A large portion of the world’s population is multilingual. This trend is reflected in the
population with communication disorders, and therefore in people with complex
communication needs (CCN). People with CCN may need alternative and
augmentative communication (AAC) systems to facilitate their participation in daily life.
These systems are often related to the language of the person’s community. Yet, if this
person lives in a multilingual community, little current research is available to guide the
design of AAC systems that give access to expression in more than one language.
This pilot study aimed to determine the ability of typically developing Afrikaans-English
bilingual children, between the ages of 4;6 (years;months) and 6;11, to label Picture
Communication Symbols (PCS) in both these languages when taught with mono
medium (English) versus dual medium (Afrikaans and English) teaching. Four
participants, who spoke Afrikaans and English, were included in the study. A withinsubjects
crossover design was used. Each participant was taught two sets of symbols,
one using mono medium and one dual medium teaching. Treatments were
counterbalanced for order and set. Results tentatively showed that the teaching
method was successful, with participants being able to label most symbols in English
when taught in either mono (English) or dual medium. Participants were also able to
label symbols in Afrikaans when taught the symbols by dual medium teaching. Some
participants were spontaneously able to translate symbols taught by mono medium
teaching (English) to Afrikaans. This pilot study tentatively suggests that this ability is
dependent on the child’s receptive vocabulary ability in both languages, as well as their
ability to express the concepts depicted by the symbols in both L1 and L2. Future

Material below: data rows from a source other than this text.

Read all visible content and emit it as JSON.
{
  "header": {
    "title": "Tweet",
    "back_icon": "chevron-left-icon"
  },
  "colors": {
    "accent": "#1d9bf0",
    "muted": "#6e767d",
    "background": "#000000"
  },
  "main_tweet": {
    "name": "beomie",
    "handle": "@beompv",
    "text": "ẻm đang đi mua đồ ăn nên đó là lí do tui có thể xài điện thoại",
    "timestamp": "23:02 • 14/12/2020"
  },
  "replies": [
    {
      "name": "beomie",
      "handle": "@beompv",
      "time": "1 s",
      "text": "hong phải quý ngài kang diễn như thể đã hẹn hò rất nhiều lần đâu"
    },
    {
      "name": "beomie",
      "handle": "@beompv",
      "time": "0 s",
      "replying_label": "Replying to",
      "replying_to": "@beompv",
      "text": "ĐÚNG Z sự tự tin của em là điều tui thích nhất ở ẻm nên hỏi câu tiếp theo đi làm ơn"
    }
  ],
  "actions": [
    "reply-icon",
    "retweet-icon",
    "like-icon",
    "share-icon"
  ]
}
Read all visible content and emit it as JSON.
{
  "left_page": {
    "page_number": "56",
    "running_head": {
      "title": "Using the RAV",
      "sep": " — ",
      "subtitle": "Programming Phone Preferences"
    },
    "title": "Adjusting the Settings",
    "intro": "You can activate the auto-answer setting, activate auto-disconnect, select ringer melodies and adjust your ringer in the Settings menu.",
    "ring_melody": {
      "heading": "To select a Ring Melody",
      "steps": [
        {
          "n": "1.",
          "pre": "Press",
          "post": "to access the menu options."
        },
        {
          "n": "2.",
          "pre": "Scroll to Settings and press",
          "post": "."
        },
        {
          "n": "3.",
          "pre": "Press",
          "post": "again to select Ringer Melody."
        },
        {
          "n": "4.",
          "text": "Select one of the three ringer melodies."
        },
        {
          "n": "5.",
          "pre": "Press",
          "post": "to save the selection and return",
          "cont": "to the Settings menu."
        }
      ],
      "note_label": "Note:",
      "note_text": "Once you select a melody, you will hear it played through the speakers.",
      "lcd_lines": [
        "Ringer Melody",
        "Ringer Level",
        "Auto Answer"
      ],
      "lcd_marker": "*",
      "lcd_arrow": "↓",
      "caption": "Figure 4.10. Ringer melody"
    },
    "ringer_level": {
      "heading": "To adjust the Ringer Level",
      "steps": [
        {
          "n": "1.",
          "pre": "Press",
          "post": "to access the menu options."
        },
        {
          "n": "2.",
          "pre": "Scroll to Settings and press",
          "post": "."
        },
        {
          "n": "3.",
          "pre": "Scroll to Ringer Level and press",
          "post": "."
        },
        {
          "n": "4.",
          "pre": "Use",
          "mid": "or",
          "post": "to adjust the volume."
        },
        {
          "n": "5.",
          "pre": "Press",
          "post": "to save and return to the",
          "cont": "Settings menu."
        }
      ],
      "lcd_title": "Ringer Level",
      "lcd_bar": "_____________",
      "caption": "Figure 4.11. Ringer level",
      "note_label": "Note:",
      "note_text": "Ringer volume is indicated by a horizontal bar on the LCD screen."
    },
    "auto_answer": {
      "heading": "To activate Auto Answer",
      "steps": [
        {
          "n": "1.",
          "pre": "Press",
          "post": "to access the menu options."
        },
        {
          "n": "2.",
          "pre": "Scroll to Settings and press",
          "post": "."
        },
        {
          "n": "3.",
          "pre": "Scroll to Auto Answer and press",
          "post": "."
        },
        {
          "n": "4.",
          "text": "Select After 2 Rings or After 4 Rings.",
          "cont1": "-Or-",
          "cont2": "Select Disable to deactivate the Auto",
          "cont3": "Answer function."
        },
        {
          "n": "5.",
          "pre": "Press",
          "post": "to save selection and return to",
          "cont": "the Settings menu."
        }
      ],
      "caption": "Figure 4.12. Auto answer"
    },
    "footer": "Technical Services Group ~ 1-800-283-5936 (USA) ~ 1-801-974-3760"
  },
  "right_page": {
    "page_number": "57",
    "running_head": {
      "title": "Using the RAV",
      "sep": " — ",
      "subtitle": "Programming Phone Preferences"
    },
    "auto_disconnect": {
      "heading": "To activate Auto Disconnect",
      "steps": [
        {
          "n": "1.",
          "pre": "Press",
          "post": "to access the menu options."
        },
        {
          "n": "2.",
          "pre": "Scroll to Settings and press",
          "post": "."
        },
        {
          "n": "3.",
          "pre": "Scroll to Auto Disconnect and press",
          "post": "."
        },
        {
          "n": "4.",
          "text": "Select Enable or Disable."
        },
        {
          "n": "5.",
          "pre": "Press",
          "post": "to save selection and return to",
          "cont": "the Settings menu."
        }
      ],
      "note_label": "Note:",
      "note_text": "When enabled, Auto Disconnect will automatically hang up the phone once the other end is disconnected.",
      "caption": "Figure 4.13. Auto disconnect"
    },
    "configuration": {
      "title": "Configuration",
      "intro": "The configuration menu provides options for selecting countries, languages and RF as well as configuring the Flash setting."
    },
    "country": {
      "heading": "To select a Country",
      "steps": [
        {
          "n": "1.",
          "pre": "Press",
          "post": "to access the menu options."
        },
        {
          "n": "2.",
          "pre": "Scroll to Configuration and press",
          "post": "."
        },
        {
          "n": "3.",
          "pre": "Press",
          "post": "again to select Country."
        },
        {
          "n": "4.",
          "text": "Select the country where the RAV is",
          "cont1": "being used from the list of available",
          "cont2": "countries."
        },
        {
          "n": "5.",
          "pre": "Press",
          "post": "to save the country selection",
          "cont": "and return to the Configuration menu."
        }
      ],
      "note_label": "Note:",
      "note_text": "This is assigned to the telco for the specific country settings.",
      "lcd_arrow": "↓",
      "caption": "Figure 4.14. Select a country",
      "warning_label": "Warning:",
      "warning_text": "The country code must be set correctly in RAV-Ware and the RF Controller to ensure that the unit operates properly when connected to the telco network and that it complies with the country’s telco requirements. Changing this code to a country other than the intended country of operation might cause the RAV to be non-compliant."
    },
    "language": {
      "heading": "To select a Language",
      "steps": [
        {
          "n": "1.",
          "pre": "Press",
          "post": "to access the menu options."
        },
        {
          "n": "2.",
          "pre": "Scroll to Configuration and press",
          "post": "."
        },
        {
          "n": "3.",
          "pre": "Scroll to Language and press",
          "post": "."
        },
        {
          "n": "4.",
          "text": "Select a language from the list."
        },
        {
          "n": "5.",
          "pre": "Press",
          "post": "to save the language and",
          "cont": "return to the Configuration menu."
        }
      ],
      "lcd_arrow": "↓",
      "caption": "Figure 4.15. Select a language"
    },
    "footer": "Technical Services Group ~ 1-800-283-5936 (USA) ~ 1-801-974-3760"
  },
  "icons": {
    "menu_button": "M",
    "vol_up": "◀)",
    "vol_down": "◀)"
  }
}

research is needed with studies that include a larger sample size, to be able to draw
more robust conclusions.
Mini Dissertation (M(AAC))--University of Pretoria, 2017.